The skin contains tiny glands called sebaceous glands that secrete oil (sebum) to lubricate the skin. These glands are all over the skin except on the palms of the hands and bottom of the feet.
What is sebaceous hyperplasia?
Sebaceous hyperplasia is a localized, benign condition that refers to the abnormal enlargement of the sebaceous glands on the face, which become clogged with sebum and create small benign bumps on the skin. These bumps are often confused with acne and can be confused with basal cell carcinoma. They are harmless and do not require treatment but can become cosmetically unacceptable.
What are the symptoms?
There are no symptoms, except the bumps which are soft or hard with a white or yellow surface and an indentation in the center (the sebaceous gland duct). They often come in clusters on the forehead and middle of the face, but they can appear anywhere there are sebaceous glands.
What causes sebaceous hyperplasia?
The cause of sebaceous hyperplasia is unknown. They are more commonly seen in middle-aged or elderly patients. Organ transplant patients taking cyclosporine are also at risk. Additionally, some rare disorders can cause sebaceous hyperplasia.
How is it diagnosed?
Sebaceous hyperplasia lesions can be diagnosed by appearance and should be distinguished from other pathological conditions. A dermatoscope, which is a magnifying light source, may be used by your dermatologist to visual specific details of the lesion to make a diagnosis. If the diagnosis is uncertain, a biopsy may be considered.
What are the treatment options?
Sebaceous hyperplasia do not go away on their own. Treatment can be considered if cosmetically bothersome. Sebaceous hyperplasia can be treated with topical or oral retinoids to shrink the oil glands. Alternatively, they can be removed in the office with a simple electrocautery procedure.
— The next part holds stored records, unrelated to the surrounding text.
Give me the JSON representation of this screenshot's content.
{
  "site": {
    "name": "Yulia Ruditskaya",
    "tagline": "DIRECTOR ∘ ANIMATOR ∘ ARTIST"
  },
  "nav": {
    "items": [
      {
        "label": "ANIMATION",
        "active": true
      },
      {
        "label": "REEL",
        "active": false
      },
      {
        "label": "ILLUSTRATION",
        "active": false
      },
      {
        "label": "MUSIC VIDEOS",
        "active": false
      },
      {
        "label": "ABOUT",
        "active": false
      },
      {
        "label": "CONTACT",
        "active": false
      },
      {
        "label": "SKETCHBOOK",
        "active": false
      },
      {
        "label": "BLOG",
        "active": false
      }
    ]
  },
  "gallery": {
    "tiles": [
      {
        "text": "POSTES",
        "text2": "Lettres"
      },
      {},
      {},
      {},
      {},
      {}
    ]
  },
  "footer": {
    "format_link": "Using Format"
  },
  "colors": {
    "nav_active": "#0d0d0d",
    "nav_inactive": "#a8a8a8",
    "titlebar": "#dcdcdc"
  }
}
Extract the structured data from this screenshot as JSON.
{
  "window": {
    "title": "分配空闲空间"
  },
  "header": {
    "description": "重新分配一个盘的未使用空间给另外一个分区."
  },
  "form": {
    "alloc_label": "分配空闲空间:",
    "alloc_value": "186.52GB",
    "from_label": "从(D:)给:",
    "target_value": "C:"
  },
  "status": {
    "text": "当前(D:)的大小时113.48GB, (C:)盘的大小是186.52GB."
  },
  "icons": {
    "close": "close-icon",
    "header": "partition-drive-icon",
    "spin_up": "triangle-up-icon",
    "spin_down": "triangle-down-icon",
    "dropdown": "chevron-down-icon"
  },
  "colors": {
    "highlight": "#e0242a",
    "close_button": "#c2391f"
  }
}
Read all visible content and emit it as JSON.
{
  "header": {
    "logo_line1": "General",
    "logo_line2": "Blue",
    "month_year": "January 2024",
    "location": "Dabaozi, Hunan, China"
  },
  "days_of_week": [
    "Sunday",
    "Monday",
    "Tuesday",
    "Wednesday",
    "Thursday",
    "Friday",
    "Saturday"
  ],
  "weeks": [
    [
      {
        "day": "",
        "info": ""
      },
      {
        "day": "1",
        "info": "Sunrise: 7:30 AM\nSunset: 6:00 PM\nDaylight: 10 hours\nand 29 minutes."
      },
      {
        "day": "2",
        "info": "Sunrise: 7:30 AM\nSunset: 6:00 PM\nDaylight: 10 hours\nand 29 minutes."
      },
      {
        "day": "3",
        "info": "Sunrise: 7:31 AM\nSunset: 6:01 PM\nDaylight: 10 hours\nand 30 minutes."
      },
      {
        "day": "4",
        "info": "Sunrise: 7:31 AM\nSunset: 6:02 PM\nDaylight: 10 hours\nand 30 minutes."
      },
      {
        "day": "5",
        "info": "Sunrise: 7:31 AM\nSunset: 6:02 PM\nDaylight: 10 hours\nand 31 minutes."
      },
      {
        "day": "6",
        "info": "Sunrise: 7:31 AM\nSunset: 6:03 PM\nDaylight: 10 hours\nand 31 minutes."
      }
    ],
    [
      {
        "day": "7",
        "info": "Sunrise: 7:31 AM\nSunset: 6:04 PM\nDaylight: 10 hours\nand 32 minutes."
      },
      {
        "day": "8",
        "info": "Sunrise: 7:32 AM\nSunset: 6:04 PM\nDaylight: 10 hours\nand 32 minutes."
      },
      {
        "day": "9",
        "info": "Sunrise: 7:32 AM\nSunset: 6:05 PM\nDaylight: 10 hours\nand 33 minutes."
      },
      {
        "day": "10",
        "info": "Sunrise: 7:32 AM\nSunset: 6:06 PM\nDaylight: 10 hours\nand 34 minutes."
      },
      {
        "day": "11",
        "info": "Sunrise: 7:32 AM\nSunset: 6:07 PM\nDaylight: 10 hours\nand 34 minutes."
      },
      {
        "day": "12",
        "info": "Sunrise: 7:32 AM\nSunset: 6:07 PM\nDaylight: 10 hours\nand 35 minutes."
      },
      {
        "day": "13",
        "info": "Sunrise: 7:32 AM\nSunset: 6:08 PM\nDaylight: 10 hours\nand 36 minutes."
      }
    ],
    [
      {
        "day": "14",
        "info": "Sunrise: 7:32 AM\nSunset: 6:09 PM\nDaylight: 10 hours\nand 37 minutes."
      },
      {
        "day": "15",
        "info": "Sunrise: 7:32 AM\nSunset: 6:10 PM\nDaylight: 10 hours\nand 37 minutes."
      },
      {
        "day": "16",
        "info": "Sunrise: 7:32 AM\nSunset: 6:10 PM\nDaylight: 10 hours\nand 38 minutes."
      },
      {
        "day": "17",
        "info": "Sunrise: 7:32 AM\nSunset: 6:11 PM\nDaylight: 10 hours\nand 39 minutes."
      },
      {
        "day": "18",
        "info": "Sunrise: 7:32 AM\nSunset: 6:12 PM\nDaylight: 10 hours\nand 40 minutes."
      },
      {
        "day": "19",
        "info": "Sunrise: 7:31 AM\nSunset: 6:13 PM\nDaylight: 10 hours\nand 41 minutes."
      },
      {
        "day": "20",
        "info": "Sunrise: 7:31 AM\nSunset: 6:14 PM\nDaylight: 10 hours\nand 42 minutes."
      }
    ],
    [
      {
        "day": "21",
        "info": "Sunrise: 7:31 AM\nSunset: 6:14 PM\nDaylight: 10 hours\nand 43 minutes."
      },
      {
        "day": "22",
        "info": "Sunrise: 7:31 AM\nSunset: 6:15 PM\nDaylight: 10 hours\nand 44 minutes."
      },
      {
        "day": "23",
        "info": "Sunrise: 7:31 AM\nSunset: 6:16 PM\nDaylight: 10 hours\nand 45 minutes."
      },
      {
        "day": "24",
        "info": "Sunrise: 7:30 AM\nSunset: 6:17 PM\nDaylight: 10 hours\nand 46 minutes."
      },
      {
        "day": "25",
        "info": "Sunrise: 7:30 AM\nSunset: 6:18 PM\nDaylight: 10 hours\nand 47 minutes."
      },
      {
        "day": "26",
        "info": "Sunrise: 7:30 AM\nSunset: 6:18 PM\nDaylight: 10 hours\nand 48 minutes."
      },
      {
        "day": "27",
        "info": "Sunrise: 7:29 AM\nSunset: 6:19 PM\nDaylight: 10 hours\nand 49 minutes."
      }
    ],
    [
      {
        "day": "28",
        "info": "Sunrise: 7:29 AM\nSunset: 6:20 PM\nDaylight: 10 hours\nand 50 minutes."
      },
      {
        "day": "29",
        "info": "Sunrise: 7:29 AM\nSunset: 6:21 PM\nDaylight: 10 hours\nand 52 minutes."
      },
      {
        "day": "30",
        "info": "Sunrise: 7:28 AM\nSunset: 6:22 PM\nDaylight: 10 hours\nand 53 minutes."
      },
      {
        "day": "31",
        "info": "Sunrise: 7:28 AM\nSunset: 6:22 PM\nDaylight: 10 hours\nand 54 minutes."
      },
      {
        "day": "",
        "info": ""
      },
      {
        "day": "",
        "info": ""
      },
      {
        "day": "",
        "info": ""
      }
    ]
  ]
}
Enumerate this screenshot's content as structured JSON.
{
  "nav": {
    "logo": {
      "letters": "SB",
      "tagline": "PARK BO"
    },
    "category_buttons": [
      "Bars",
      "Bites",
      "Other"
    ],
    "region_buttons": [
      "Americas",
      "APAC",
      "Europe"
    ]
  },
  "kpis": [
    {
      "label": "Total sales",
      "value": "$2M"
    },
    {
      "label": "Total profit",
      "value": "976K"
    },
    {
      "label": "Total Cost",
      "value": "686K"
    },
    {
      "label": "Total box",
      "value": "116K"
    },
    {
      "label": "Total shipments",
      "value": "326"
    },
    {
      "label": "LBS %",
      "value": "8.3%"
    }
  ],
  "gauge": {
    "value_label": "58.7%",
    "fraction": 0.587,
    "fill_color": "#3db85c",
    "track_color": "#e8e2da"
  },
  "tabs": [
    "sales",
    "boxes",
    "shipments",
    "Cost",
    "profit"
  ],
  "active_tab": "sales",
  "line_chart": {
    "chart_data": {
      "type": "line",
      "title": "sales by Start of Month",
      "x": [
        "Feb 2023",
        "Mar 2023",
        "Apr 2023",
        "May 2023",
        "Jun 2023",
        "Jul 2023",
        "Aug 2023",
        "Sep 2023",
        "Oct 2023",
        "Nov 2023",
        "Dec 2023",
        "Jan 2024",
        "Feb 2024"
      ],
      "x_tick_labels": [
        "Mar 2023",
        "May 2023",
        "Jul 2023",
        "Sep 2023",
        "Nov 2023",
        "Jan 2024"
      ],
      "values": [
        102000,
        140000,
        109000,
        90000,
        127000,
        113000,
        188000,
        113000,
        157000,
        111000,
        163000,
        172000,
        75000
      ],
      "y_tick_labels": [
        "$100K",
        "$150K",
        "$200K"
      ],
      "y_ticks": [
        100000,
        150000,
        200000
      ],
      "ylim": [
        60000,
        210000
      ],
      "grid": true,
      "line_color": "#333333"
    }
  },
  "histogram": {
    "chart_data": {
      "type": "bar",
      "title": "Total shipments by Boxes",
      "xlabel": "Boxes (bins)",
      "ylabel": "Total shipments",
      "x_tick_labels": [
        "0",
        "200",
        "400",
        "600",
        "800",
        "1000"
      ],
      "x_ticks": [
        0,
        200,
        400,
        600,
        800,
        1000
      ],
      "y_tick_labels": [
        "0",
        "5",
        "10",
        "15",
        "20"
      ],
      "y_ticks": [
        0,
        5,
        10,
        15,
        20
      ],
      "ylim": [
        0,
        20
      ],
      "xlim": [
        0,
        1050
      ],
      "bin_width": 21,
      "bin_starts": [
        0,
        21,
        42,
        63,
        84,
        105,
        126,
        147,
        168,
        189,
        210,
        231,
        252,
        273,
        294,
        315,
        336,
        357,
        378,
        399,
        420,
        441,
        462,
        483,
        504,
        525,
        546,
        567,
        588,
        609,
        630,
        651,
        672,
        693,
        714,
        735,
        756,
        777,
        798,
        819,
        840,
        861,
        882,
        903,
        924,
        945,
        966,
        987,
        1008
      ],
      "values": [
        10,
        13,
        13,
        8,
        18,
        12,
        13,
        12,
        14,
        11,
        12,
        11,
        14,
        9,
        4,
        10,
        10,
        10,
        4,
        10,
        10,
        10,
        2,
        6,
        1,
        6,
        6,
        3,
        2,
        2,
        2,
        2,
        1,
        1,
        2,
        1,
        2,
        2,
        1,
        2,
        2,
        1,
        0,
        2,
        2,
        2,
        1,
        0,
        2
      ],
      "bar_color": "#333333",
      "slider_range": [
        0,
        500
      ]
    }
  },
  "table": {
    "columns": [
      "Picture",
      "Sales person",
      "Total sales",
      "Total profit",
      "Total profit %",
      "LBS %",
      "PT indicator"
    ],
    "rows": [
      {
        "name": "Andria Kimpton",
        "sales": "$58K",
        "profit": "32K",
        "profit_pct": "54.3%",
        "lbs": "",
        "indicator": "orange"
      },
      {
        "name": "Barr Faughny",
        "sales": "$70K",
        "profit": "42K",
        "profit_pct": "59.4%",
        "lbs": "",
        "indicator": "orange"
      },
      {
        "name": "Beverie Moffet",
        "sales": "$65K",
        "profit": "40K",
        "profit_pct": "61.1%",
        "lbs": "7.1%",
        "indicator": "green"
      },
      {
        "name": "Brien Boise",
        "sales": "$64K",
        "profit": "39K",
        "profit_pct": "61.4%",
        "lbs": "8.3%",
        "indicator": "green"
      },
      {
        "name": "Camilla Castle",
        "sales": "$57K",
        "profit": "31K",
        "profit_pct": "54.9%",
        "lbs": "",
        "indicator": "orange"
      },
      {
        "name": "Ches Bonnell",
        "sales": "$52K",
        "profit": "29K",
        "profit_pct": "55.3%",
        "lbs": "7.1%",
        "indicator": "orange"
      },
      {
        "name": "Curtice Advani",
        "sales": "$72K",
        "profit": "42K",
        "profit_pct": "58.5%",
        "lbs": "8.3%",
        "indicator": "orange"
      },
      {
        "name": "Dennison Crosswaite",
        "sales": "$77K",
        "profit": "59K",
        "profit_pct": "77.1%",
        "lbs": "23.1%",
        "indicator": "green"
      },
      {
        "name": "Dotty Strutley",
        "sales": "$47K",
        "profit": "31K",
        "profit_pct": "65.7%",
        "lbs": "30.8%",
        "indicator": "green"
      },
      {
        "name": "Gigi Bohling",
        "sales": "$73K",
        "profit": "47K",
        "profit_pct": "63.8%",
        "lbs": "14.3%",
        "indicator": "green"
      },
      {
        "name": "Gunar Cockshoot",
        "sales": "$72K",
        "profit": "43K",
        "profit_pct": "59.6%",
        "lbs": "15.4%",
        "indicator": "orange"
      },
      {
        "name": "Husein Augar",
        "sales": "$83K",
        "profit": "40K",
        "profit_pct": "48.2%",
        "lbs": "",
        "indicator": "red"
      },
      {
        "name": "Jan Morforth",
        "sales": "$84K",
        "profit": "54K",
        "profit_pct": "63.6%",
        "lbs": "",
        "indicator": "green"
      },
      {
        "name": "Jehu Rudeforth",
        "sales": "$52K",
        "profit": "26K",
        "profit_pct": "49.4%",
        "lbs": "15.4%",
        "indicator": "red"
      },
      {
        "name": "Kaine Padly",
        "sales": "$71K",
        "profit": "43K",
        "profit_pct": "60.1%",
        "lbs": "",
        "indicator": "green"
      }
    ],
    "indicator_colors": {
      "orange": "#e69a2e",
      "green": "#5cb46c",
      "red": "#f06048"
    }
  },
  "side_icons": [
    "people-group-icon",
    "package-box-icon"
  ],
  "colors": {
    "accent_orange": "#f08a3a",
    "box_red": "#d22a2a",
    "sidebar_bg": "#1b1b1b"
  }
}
When you have questionable skin lesions that do not resolve on their own, contact Phoenix Surgical Dermatology Group to schedule an appointment with a board-certified dermatologist.